There is a danger in getting “stuck” in one style or one tradition. This danger is an inability or an unwillingness to search for God’s glory if a song doesn’t fit into our style or preferences. It also alienates anyone who does not worship in the same way.
That is why contemporary vs. traditional worship is the wrong debate. Scripture clearly teaches that we are to fight for unity in the body of Christ, but this debate only creates a disunity.
Make every effort to keep the unity of the Spirit through the bond of peace. ~Ephesians 4:3
I love traditional hymns and I love contemporary choruses, but when someone makes an argument for one being superior to another, I feel the need to defend the opposite side. And when I get to the end of my defense, I feel frustrated, because I got sucked into the wrong debate. The question should not be whether one tradition is superior to the other, but rather does this song bring glory to God? Are we worshiping in Spirit and in truth?
Recently, my family had the opportunity to travel to Ithaca, New York. In our never ending quest to see waterfalls, we discovered the understated Ithaca Falls. On our way to get close to the waterfall, we saw piles of stones that have been set up. Immediately, we thought of the hymn “Come Thou Fount” written by Robert Robinson in 1758. One of the lines in the song is “Here I raise my Ebenezer, hither by thy help I’ve come”. It is a line that has caused much confusion when sung by worshipers, but it is based on 1 Samuel 7:12 when Samuel set up a stone, calling it Ebenezer to remind the Israelites that “Thus far the Lord has helped us”.
As we basked in the beauty of God’s creation, we decided to set up our own Ebenezer, a reminder to our family that God has faithfully led us- sometimes through difficulty, sometimes through joys- but He has always been with us.
I am thankful that Robert Robinson penned those words, drawing out a story from scripture that would otherwise be likely overlooked. And I am thankful that no one told him that his words were unimportant because they weren’t old enough. I am also grateful for modern day songwriters who continue to use their talents to bring glory to our great God. They should not be discounted simply because they are not old.

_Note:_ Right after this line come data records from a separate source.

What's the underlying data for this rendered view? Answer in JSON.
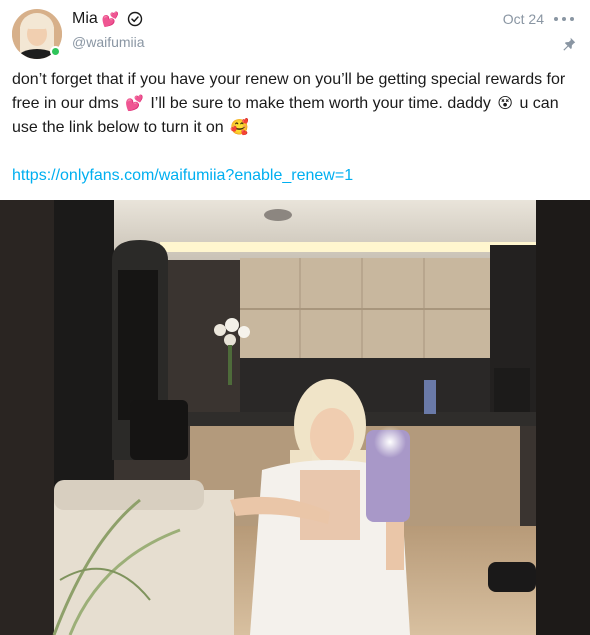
{
  "post": {
    "author": {
      "display_name": "Mia",
      "name_emoji": "💕",
      "username": "@waifumiia",
      "verified": true,
      "online": true
    },
    "date": "Oct 24",
    "icons": {
      "more": "more-horizontal-icon",
      "pin": "pin-icon",
      "verified": "verified-badge-icon"
    },
    "text": {
      "part1": "don’t forget that if you have your renew on you’ll be getting special rewards for free in our dms",
      "emoji1": "💕",
      "part2": "I’ll be sure to make them worth your time. daddy",
      "emoji2": "😵",
      "part3": "u can use the link below to turn it on",
      "emoji3": "🥰"
    },
    "link": "https://onlyfans.com/waifumiia?enable_renew=1"
  },
  "colors": {
    "link": "#00aff0",
    "muted": "#8a96a3",
    "online": "#2ec55a",
    "heart": "#ff3c86"
  }
}
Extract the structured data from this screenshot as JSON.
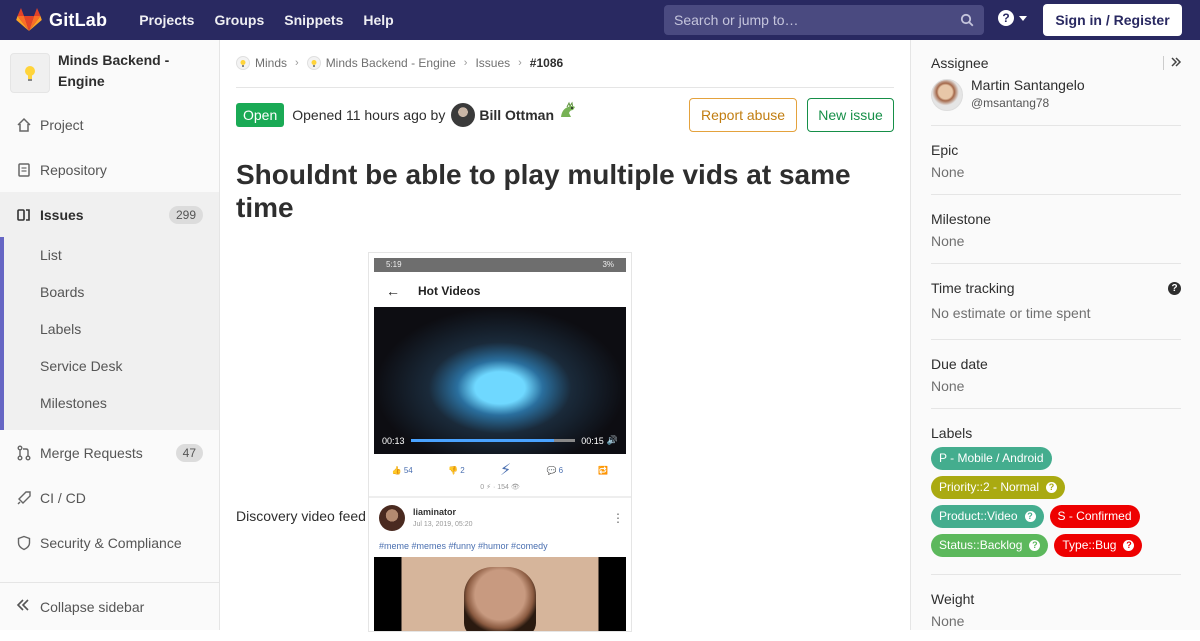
{
  "navbar": {
    "brand": "GitLab",
    "links": [
      "Projects",
      "Groups",
      "Snippets",
      "Help"
    ],
    "search_placeholder": "Search or jump to…",
    "signin": "Sign in / Register",
    "colors": {
      "background": "#292961",
      "search": "#4a4a80"
    }
  },
  "sidebar": {
    "project_name": "Minds Backend - Engine",
    "items": [
      {
        "label": "Project",
        "icon": "home-icon"
      },
      {
        "label": "Repository",
        "icon": "doc-icon"
      },
      {
        "label": "Issues",
        "icon": "issues-icon",
        "badge": "299",
        "active": true
      },
      {
        "label": "Merge Requests",
        "icon": "merge-request-icon",
        "badge": "47"
      },
      {
        "label": "CI / CD",
        "icon": "rocket-icon"
      },
      {
        "label": "Security & Compliance",
        "icon": "shield-icon"
      }
    ],
    "issues_sub": [
      "List",
      "Boards",
      "Labels",
      "Service Desk",
      "Milestones"
    ],
    "collapse_label": "Collapse sidebar",
    "accent": "#6666c4"
  },
  "breadcrumb": {
    "items": [
      "Minds",
      "Minds Backend - Engine",
      "Issues"
    ],
    "current": "#1086"
  },
  "issue": {
    "status": "Open",
    "opened": "Opened 11 hours ago by",
    "author": "Bill Ottman",
    "report_abuse": "Report abuse",
    "new_issue": "New issue",
    "title": "Shouldnt be able to play multiple vids at same time",
    "description": "Discovery video feed",
    "colors": {
      "open": "#1aaa55",
      "abuse": "#e4a23d",
      "new": "#168f48"
    }
  },
  "screenshot": {
    "time": "5:19",
    "battery": "3%",
    "header": "Hot Videos",
    "elapsed": "00:13",
    "duration": "00:15",
    "progress": 0.87,
    "up": "54",
    "down": "2",
    "comments": "6",
    "views": "0 ⚡ · 154 👁",
    "post_user": "liaminator",
    "post_date": "Jul 13, 2019, 05:20",
    "tags": "#meme #memes #funny #humor #comedy"
  },
  "right_sidebar": {
    "assignee_title": "Assignee",
    "assignee_name": "Martin Santangelo",
    "assignee_handle": "@msantang78",
    "epic_title": "Epic",
    "epic_value": "None",
    "milestone_title": "Milestone",
    "milestone_value": "None",
    "time_title": "Time tracking",
    "time_value": "No estimate or time spent",
    "due_title": "Due date",
    "due_value": "None",
    "labels_title": "Labels",
    "labels": [
      {
        "text": "P - Mobile / Android",
        "color": "#44ad8e",
        "scoped": false
      },
      {
        "text": "Priority::2 - Normal",
        "color": "#aaaa11",
        "scoped": true
      },
      {
        "text": "Product::Video",
        "color": "#44ad8e",
        "scoped": true
      },
      {
        "text": "S - Confirmed",
        "color": "#ee0000",
        "scoped": false
      },
      {
        "text": "Status::Backlog",
        "color": "#5cb85c",
        "scoped": true
      },
      {
        "text": "Type::Bug",
        "color": "#ee0000",
        "scoped": true
      }
    ],
    "weight_title": "Weight",
    "weight_value": "None"
  }
}
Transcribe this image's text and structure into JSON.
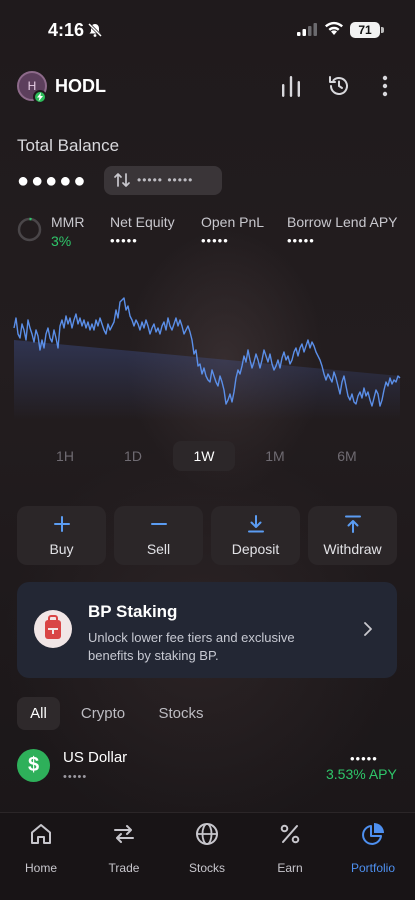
{
  "status_bar": {
    "time": "4:16",
    "battery": "71"
  },
  "header": {
    "avatar_letter": "H",
    "app_name": "HODL"
  },
  "balance": {
    "label": "Total Balance",
    "hidden_value": "●●●●●",
    "hidden_converted": "••••• •••••"
  },
  "metrics": [
    {
      "label": "MMR",
      "value": "3%"
    },
    {
      "label": "Net Equity",
      "value": "•••••"
    },
    {
      "label": "Open PnL",
      "value": "•••••"
    },
    {
      "label": "Borrow Lend APY",
      "value": "•••••"
    }
  ],
  "timeframes": [
    "1H",
    "1D",
    "1W",
    "1M",
    "6M"
  ],
  "selected_timeframe": "1W",
  "actions": [
    "Buy",
    "Sell",
    "Deposit",
    "Withdraw"
  ],
  "staking": {
    "title": "BP Staking",
    "description": "Unlock lower fee tiers and exclusive benefits by staking BP."
  },
  "asset_tabs": [
    "All",
    "Crypto",
    "Stocks"
  ],
  "assets": [
    {
      "name": "US Dollar",
      "symbol": "$",
      "sub": "•••••",
      "amount": "•••••",
      "apy": "3.53% APY"
    }
  ],
  "bottom_nav": [
    "Home",
    "Trade",
    "Stocks",
    "Earn",
    "Portfolio"
  ],
  "active_nav": "Portfolio",
  "colors": {
    "accent_blue": "#4e90f0",
    "positive_green": "#2fc66a",
    "chart_line": "#5b8fe8"
  }
}
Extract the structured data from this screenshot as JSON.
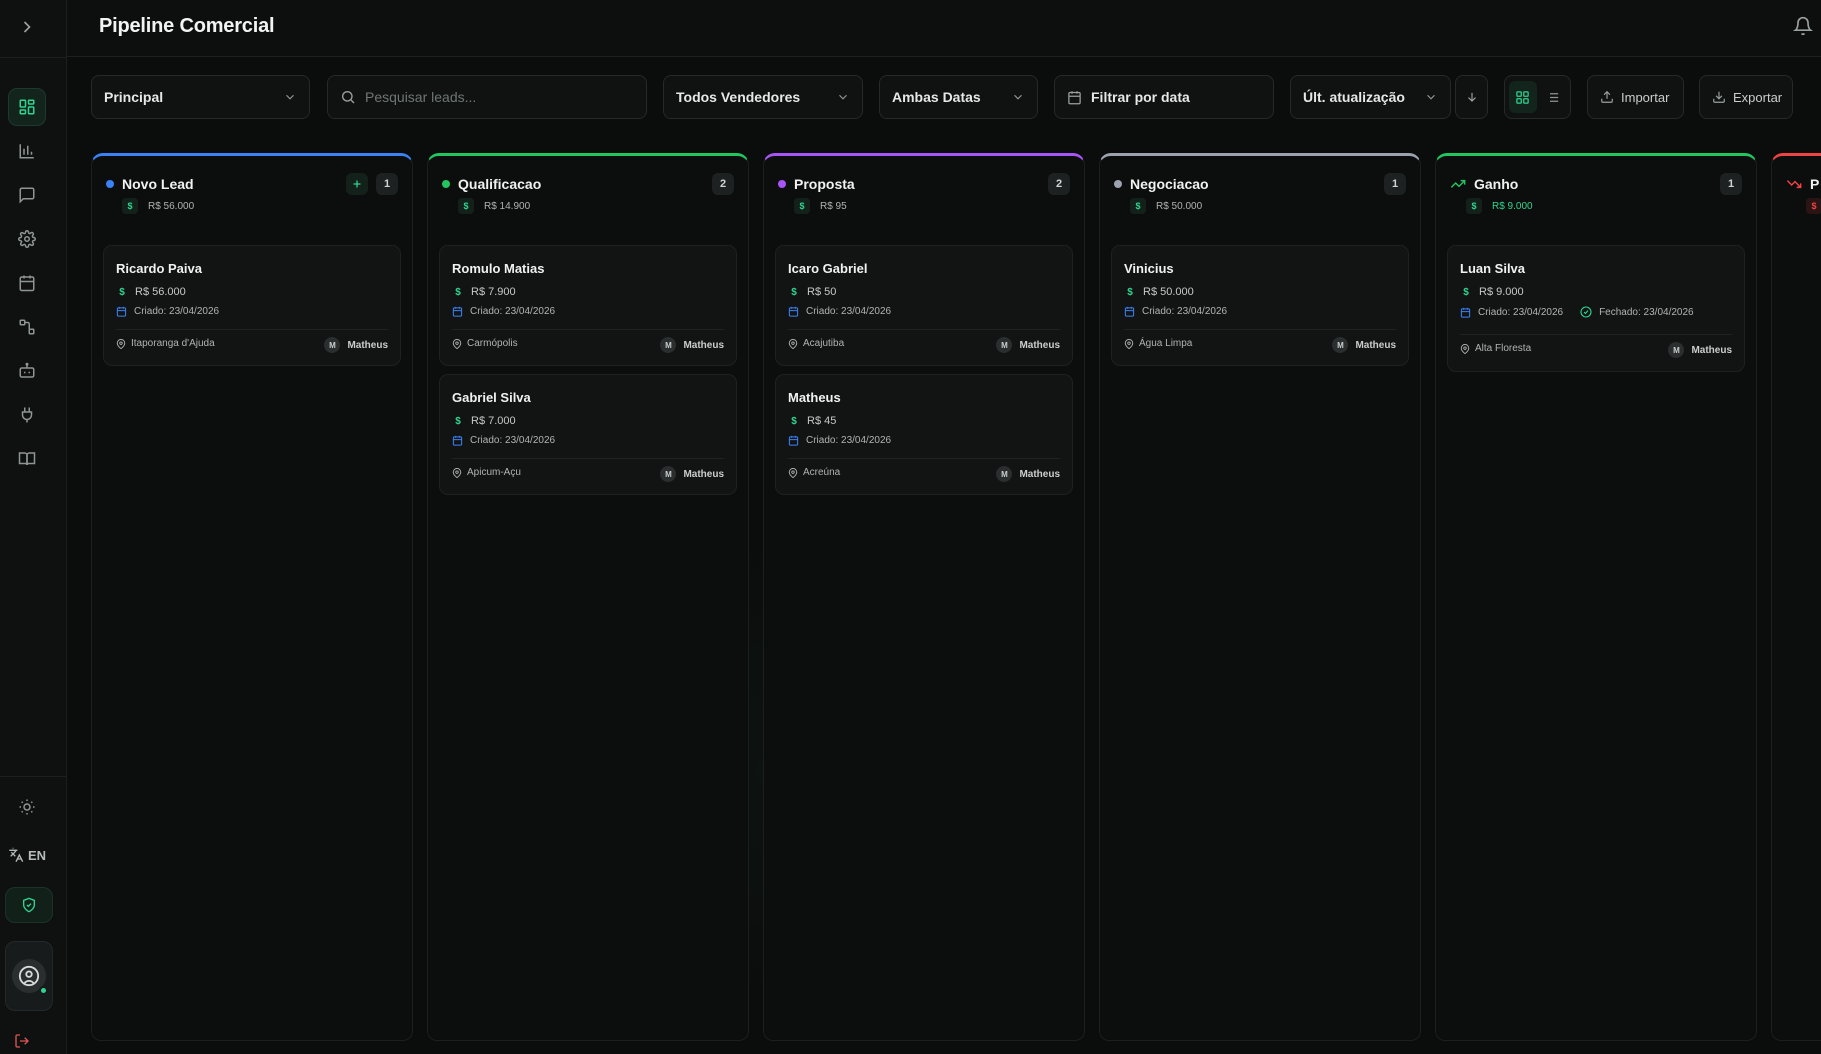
{
  "header": {
    "title": "Pipeline Comercial"
  },
  "sidebar": {
    "lang": "EN",
    "avatar_initial": ""
  },
  "toolbar": {
    "pipeline_select": "Principal",
    "search_placeholder": "Pesquisar leads...",
    "sellers_select": "Todos Vendedores",
    "dates_select": "Ambas Datas",
    "date_filter": "Filtrar por data",
    "sort_select": "Últ. atualização",
    "import_label": "Importar",
    "export_label": "Exportar"
  },
  "columns": [
    {
      "title": "Novo Lead",
      "count": "1",
      "total": "R$ 56.000",
      "color": "#3b82f6",
      "cards": [
        {
          "name": "Ricardo Paiva",
          "value": "R$ 56.000",
          "created": "Criado: 23/04/2026",
          "location": "Itaporanga d'Ajuda",
          "owner_initial": "M",
          "owner": "Matheus"
        }
      ]
    },
    {
      "title": "Qualificacao",
      "count": "2",
      "total": "R$ 14.900",
      "color": "#22c55e",
      "cards": [
        {
          "name": "Romulo Matias",
          "value": "R$ 7.900",
          "created": "Criado: 23/04/2026",
          "location": "Carmópolis",
          "owner_initial": "M",
          "owner": "Matheus"
        },
        {
          "name": "Gabriel Silva",
          "value": "R$ 7.000",
          "created": "Criado: 23/04/2026",
          "location": "Apicum-Açu",
          "owner_initial": "M",
          "owner": "Matheus"
        }
      ]
    },
    {
      "title": "Proposta",
      "count": "2",
      "total": "R$ 95",
      "color": "#a855f7",
      "cards": [
        {
          "name": "Icaro Gabriel",
          "value": "R$ 50",
          "created": "Criado: 23/04/2026",
          "location": "Acajutiba",
          "owner_initial": "M",
          "owner": "Matheus"
        },
        {
          "name": "Matheus",
          "value": "R$ 45",
          "created": "Criado: 23/04/2026",
          "location": "Acreúna",
          "owner_initial": "M",
          "owner": "Matheus"
        }
      ]
    },
    {
      "title": "Negociacao",
      "count": "1",
      "total": "R$ 50.000",
      "color": "#9ca3af",
      "cards": [
        {
          "name": "Vinicius",
          "value": "R$ 50.000",
          "created": "Criado: 23/04/2026",
          "location": "Água Limpa",
          "owner_initial": "M",
          "owner": "Matheus"
        }
      ]
    },
    {
      "title": "Ganho",
      "count": "1",
      "total": "R$ 9.000",
      "color": "#22c55e",
      "cards": [
        {
          "name": "Luan Silva",
          "value": "R$ 9.000",
          "created": "Criado: 23/04/2026",
          "closed": "Fechado: 23/04/2026",
          "location": "Alta Floresta",
          "owner_initial": "M",
          "owner": "Matheus"
        }
      ]
    },
    {
      "title": "P",
      "color": "#ef4444"
    }
  ]
}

Let us be diligent in seeking out theologically deep and sound songs, but may our focus be on God’s glory and unity in the body of Christ, not on styles or preferences, new vs. old, contemporary vs. traditional. There is no superior tradition and when we get hung up on our differences, we are dishonoring our superior God.